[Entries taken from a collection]
------------------------------------------------------------------------

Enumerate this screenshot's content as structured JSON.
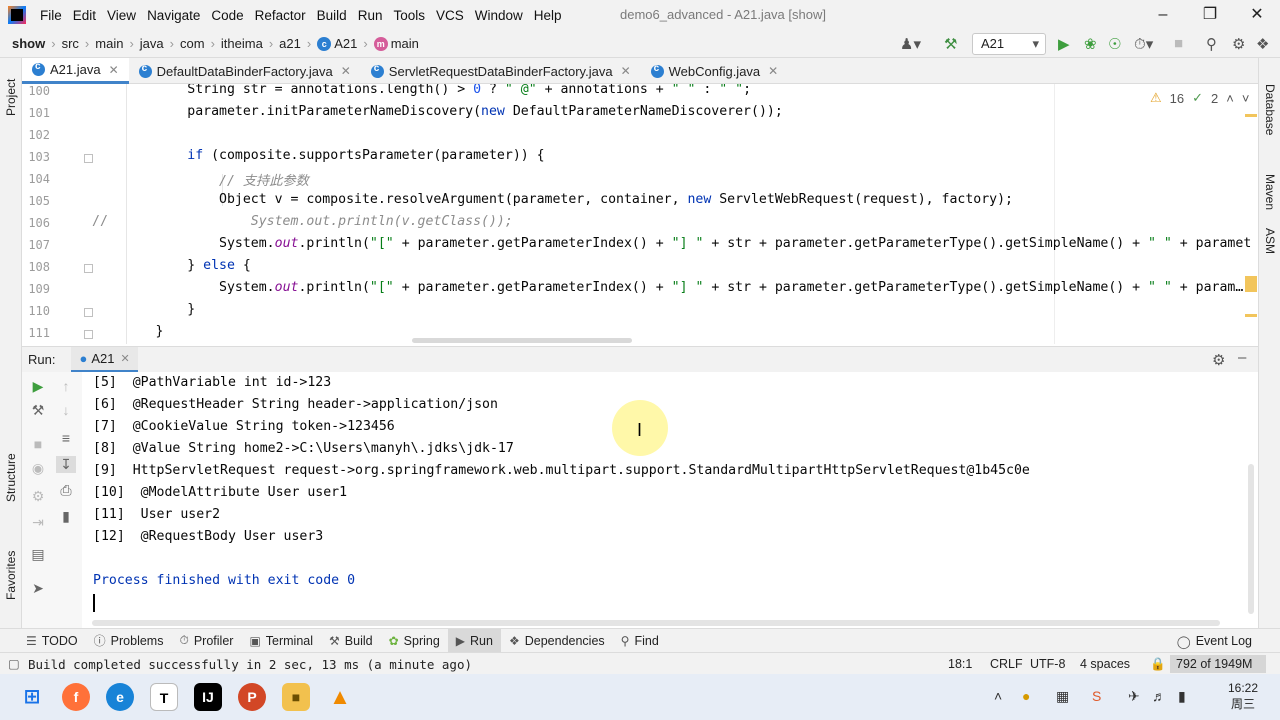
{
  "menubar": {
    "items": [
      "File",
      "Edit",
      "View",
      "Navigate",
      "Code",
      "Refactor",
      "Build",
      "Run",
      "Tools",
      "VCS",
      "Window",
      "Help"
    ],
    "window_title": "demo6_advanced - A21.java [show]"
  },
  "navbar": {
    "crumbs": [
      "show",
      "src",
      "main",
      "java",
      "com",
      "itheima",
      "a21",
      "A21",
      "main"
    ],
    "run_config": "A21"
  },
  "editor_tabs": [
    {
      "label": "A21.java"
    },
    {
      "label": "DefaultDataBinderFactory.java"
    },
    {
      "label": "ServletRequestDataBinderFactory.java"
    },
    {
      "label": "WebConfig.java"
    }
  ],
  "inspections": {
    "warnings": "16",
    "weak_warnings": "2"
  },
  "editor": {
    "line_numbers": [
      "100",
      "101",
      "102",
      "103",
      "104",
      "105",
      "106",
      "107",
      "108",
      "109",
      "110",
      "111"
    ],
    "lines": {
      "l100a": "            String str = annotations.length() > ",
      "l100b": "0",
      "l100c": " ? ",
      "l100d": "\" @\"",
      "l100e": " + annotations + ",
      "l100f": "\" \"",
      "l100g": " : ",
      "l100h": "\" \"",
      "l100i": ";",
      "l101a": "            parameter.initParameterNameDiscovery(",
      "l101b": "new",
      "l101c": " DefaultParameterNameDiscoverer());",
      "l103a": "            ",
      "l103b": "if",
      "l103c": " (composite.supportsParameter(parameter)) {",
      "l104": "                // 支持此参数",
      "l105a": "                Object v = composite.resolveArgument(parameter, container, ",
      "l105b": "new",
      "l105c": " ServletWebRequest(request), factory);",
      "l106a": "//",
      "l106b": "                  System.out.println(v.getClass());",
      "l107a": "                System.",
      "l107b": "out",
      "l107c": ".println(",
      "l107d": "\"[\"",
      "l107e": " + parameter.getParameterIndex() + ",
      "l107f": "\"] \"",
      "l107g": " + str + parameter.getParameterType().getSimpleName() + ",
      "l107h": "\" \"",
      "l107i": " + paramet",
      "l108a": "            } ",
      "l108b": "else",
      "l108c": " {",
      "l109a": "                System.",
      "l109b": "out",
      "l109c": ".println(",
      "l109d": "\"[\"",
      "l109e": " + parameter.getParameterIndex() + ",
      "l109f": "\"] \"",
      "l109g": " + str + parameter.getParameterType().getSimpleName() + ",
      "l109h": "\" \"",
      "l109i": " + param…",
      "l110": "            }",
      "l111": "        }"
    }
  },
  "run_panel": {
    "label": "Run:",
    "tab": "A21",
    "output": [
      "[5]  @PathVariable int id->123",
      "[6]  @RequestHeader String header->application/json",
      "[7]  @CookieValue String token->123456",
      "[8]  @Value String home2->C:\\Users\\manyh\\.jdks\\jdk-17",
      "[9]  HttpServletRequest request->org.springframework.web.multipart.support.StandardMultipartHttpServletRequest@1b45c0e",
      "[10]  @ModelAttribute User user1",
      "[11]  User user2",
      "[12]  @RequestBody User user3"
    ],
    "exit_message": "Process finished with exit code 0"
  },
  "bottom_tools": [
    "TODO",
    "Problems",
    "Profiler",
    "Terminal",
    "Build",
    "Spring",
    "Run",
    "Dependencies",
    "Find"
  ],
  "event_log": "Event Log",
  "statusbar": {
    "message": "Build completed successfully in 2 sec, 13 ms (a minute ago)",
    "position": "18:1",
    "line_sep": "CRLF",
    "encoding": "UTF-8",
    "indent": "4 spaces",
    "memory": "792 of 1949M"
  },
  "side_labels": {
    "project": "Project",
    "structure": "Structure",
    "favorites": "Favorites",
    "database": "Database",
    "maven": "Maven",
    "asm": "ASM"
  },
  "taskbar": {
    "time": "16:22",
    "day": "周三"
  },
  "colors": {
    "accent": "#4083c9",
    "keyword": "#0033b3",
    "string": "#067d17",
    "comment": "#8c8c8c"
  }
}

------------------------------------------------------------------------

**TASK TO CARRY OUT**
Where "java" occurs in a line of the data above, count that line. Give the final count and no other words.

**WRITTEN ANSWER**
6